© ICRC / Marco Longari / ref rw-n-00175-07a 
Rwanda: Children separated from their families. Despite the ICRC's efforts, almost 1,000 children in Rwanda have still not been able to locate their families from whom they became separated either during the 1994 genocide or the mass population movements of 1996-97. In the past 10 years, the ICRC has nevertheless managed to reunite over 70,000 with their loved ones.
© ICRC / Thierry Gassmann / ref ao-e-00185 
Angola: Mine victims resting after a rehabilitation session in the Luanda limb-fitting centre supported by the ICRC and the Angolan health ministry. All of the country's 18 provinces are mine-infested to some degree or other. The millions of devices lurking in the ground constitute an ever-present threat and a major obstacle to the economic recovery on which Angolans have pinned their hopes since the civil war ended.
The ICRC is active in the area of the Great Lakes, southern Africa and the islands of the Indian Ocean.

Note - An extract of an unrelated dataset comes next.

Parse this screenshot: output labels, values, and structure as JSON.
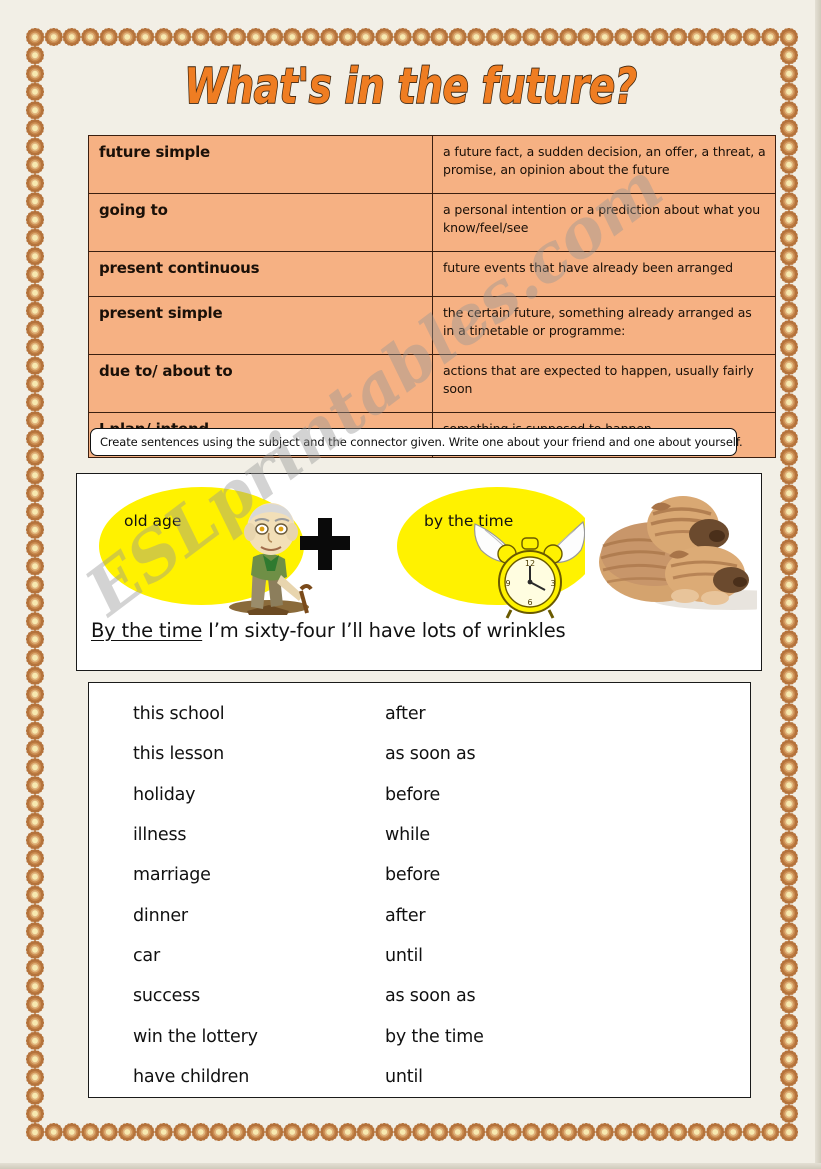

In the region's countries currently suffering hostilities or the sequel of past conflicts or recently ended violence, the ICRC plays a key role in providing protection and assistance to the local population. In terms of detention for example, the ICRC makes constant efforts to gain and maintain access to people deprived of their freedom. Strengthening dialogue with the authorities responsible for detention is a vital means to this end.

Concerning the civilian population caught up in conflict, the objective of the humanitarian work is two-fold:

  • to enable people to live in an environment in which the various arms carriers respect them as individuals not taking part in the hostilities.

  • to give the people the chance of living in a decent and dignified manner, with the possibility of reaching a certain degree of self-sufficiency.

In this regard, the ICRC is pushing for the development of special programmes targeting victims of sexual violence. These plans aim at integrating this aspect into ICRC activities in the fields of prevention, protection and health.

The ICRC will continue to develop its work to re-establish family links in the region. In the Great Lakes, for example, the ICRC has helped reunite thousands of families since 1994, just as it has done in Angola since 2002 . This concerns children separated from their families, many of whom have had to leave their homes, sometimes fleeing their countries to become refugees.

In central and southern Africa, as guardian of international humanitarian law (IHL), the ICRC pays particular attention to its mandate to raise awareness of the law among the members of the armed forces (including those undergoing training), other arm carriers as well as among the members of regional peace-keeping forces.